Items from an interface collection:

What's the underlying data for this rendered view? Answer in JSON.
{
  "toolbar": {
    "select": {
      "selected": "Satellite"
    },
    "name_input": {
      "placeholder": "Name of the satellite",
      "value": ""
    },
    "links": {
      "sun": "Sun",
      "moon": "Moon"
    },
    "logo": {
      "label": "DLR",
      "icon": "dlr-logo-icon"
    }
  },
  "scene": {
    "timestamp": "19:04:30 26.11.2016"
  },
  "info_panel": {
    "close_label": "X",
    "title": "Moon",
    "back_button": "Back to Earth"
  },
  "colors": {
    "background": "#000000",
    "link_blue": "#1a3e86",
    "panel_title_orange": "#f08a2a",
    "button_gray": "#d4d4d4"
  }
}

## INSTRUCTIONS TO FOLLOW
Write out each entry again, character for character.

## THE COMPLETED TASK
What's the underlying data for this rendered view? Answer in JSON.
{
  "toolbar": {
    "select": {
      "selected": "Satellite"
    },
    "name_input": {
      "placeholder": "Name of the satellite",
      "value": ""
    },
    "links": {
      "sun": "Sun",
      "moon": "Moon"
    },
    "logo": {
      "label": "DLR",
      "icon": "dlr-logo-icon"
    }
  },
  "scene": {
    "timestamp": "19:04:30 26.11.2016"
  },
  "info_panel": {
    "close_label": "X",
    "title": "Moon",
    "back_button": "Back to Earth"
  },
  "colors": {
    "background": "#000000",
    "link_blue": "#1a3e86",
    "panel_title_orange": "#f08a2a",
    "button_gray": "#d4d4d4"
  }
}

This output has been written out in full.